Sunday, December 31, 2006

Xai-Xai Beach

Saturday we took some of the kids from Chokwe that do the microenterprise trainings to the beach. Most of them have only been there a few times even though they live about 1 hour away. Public transportation costs about 2-3 days' wages and traveling just for fun isn't a common thing. But they did have fun and so did we, although we got a bit burned.

A handsome man in his sombrero!

We lost track of how many wedding parties showed up at the beach. Apparently most were there for pictures although there was always a group and singing as well.

Happy New Year everyone!

Monday, December 25, 2006

Feliz Natal

It's Christmas night and we've just had a very nice afternoon with friends. Two families from Rwanda joined us for a meal and the afternoon. They are both refugee families with long and interesting/tragic stories that we are still learning about. I once asked Raquel (on the right in the green dress) about her family and she told me they are all gone, meaning they were all killed during the genocide. She was spared because she was away at a boarding school at the time.

It was an interesting meal--a potluck including pizza, chapatis, fried rice, flat chicken (they flatten it when they cook it), fruit salad, fries, and other goodies including buckeyes and ice cream for dessert.
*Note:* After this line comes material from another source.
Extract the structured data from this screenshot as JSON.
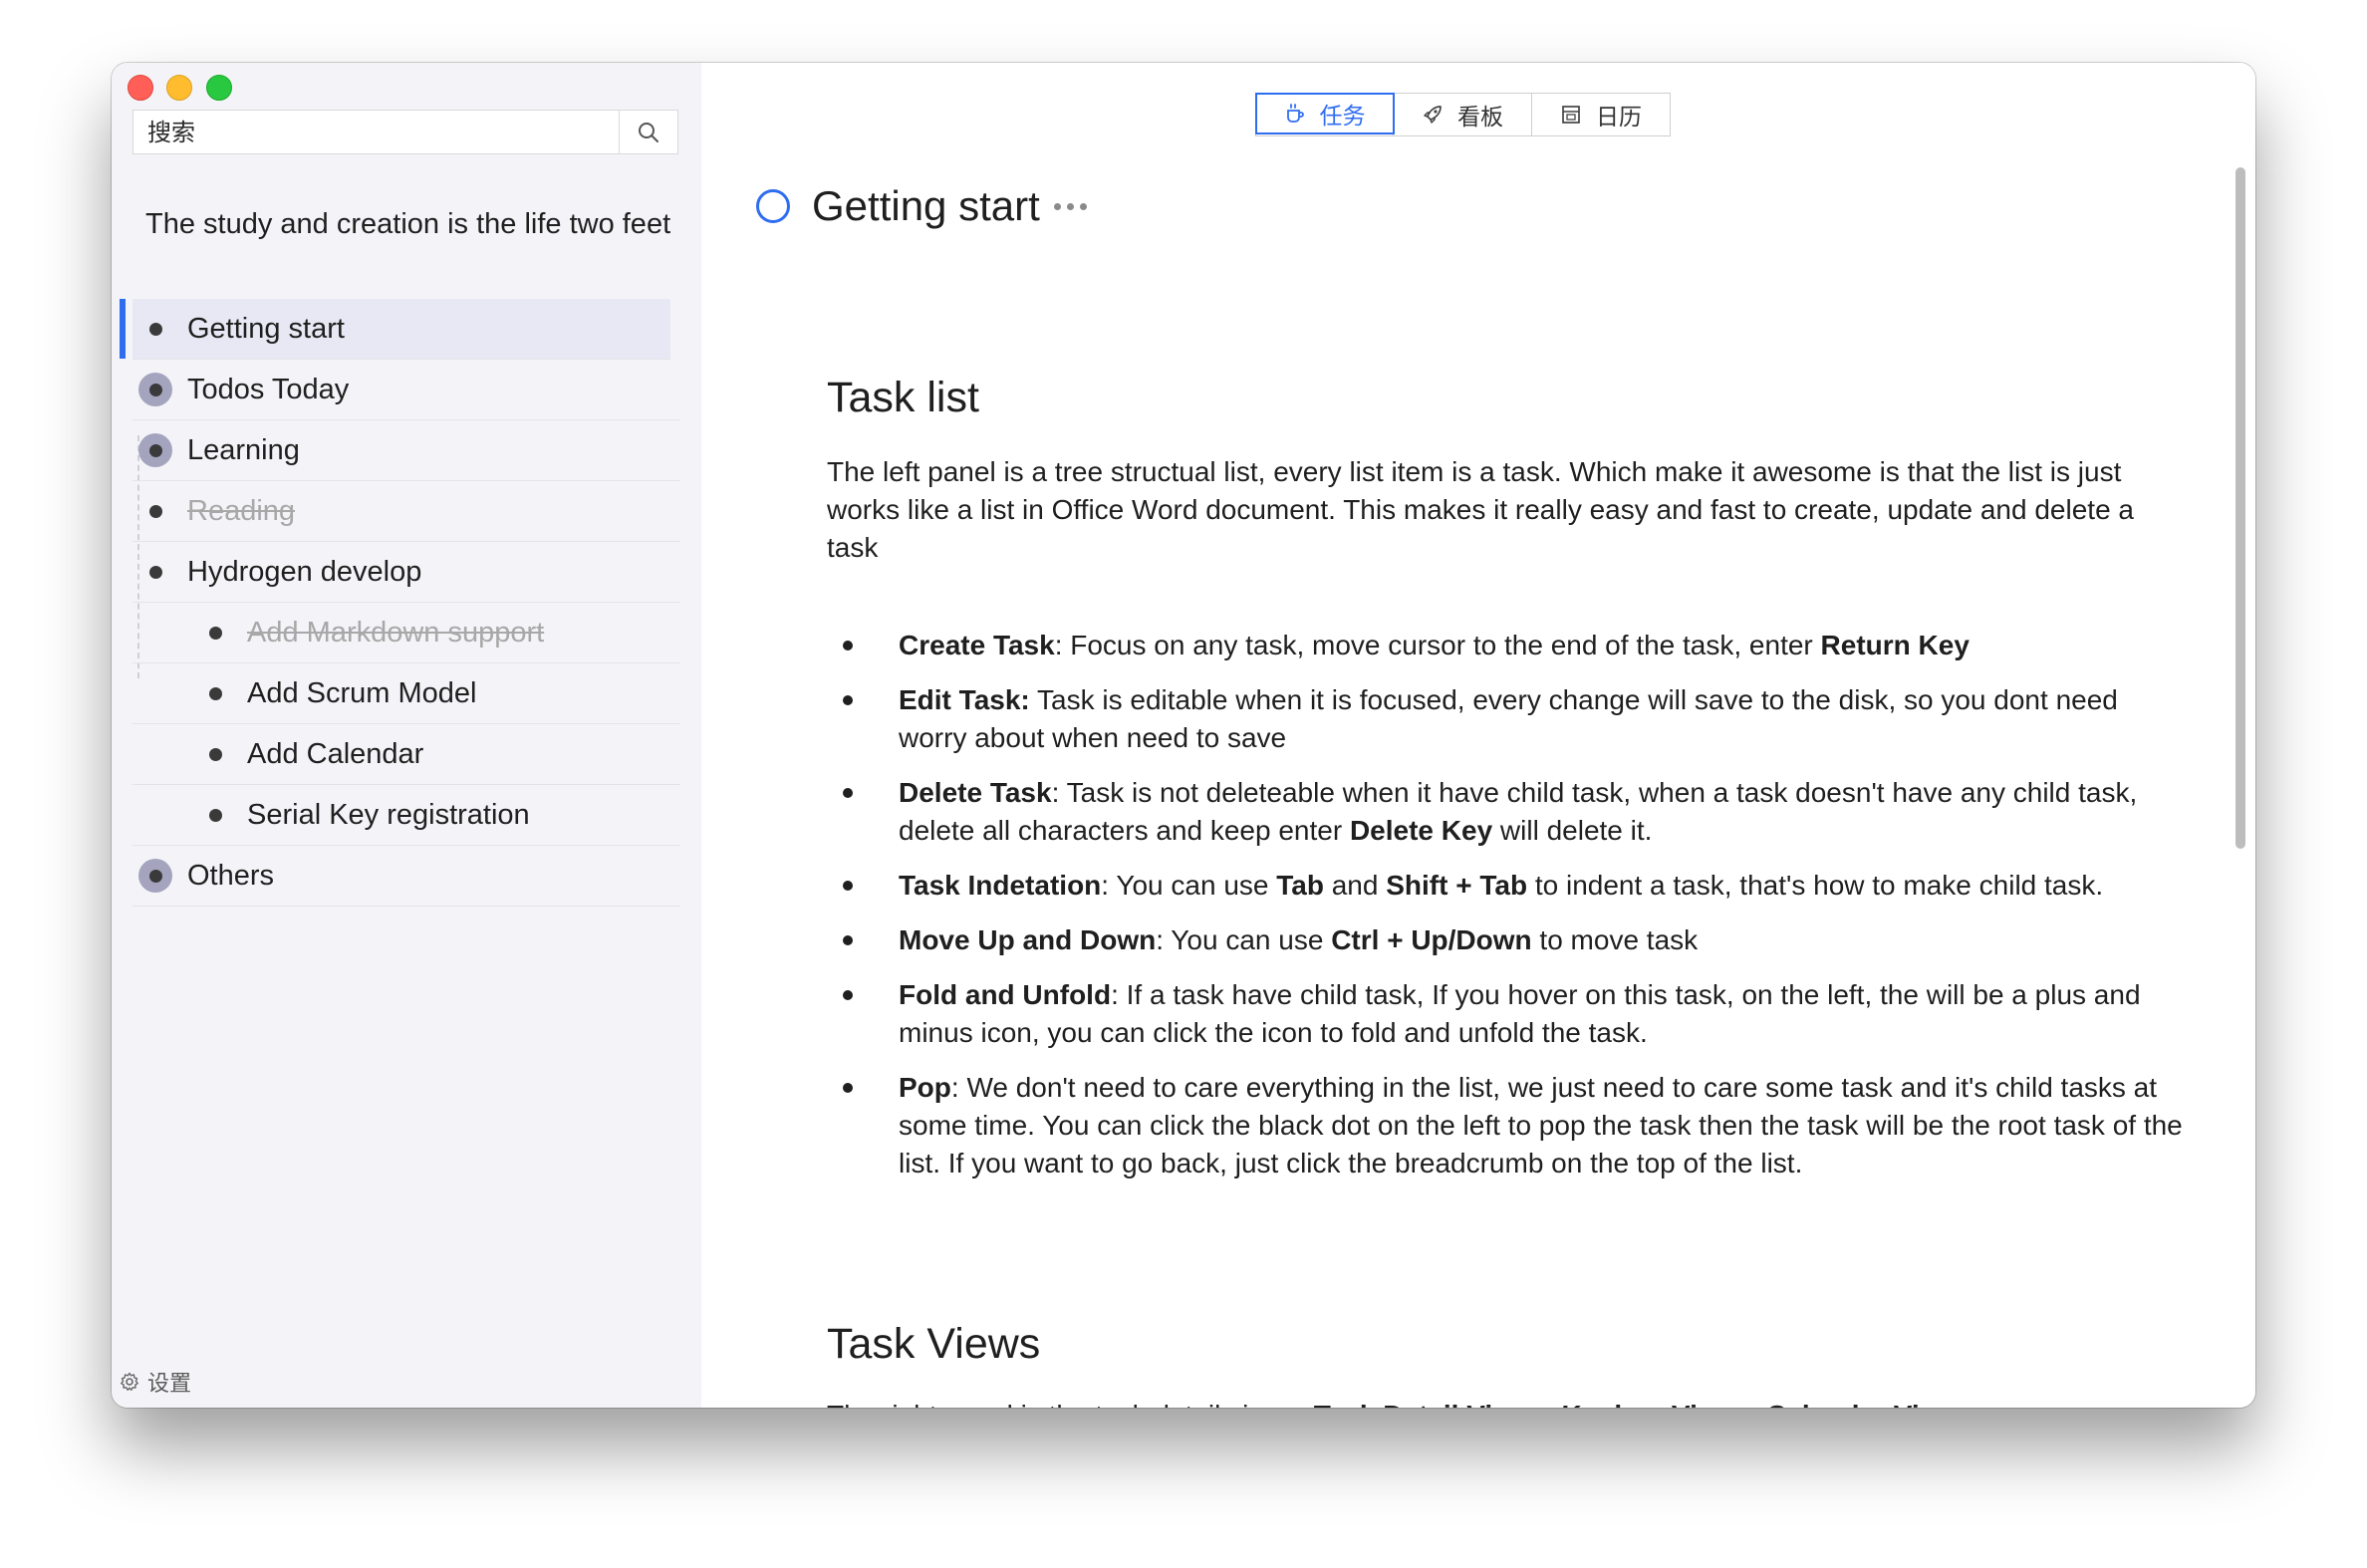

Definitely not your typical Christmas meal, but there was plenty of food and it seemed to be enjoyed by all.

Afterword, we got out the playdough and the older kids played pictionary with it and the younger ones just played. Lucas and Nadia were the life of the party. I forgot how intense young ones can be! They are a lot of fun. I wish I'd had my camera when Lucas saw the matchbox cars we got for him. The look on his face was priceless.

We ended our time with singing in Swahili (one family lived in Kenya for a time), English, Spanish and we could have kept going. The kids in one of the families speak or at least understand five languages.

These are some of the friends that enrich our lives here and it is a privilege to know them. We miss being home (the first time we've missed Christmas with family), but we are reminded that many in the world are never able to go home.

Merry Christmas everyone.

Saturday, December 09, 2006

The Christmas Season in Maputo

So far the Christmas season has been very low key in Maputo. There is one store comparable to an expensive Target that has gaudy looking decorations up and for sale. We’ve seen one small lighted tree in a window and that’s about it. December 25 is called “Day of the Family” here thanks to the Communist era and the fact that many Muslims and Hindus call Maputo their home. Instead of “Feliz Natal” (happy or merry Christmas) we hear “Boas Festas” (literally good parties or happy holidays).

We haven’t even seen much advertising or commercial push to “Buy, Buy” on TV. We’ll tell you more when we actually experience a Christmas here, but it seems that it’s more about having lots of food prepared for all the neighbors and friends who stop by than about giving gifts. The reality for most people is that once they buy all the food and drinks there is not much left for gifts. For that matter, there is not much left for food in January. Some workplaces actually save part of the December paycheck for January so that their people have something to live on—a forced savings plan so they don’t spend it all in December.

Actually it’s rather refreshing not to have the commercialization that surrounds Christmas in the West. Is Christmas really trees with gifts underneath, snow, too many sweets and red and green decorations? There’s nothing wrong with these—in moderation of course. But what is the real meaning? What are we really celebrating? When the trappings are missing, it leads to reflecting on deeper meanings and why we celebrate.

Here’s a picture of our co-workers in our Ag/Trade office. Tinashe works with agriculture and Helena has been working with accounting and is now taking over responsibilities for the chicken-raising businesses. Helena is Mozambican but spent most of her life living in Kenya. For Christmas she is traveling to Kenya to see family she has not seen in six years. It will take her a couple of weeks of travel by air and land to get there.

Speaking of Ag/Trade and Christmas—if you’d like ideas for giving this year, you can see our AfricaWorks giving suggestions by clicking on the “Newsletters” link beside the blog and then “AfricaWorks Brochure.” It’s one way to make a difference in the lives of some Mozambicans.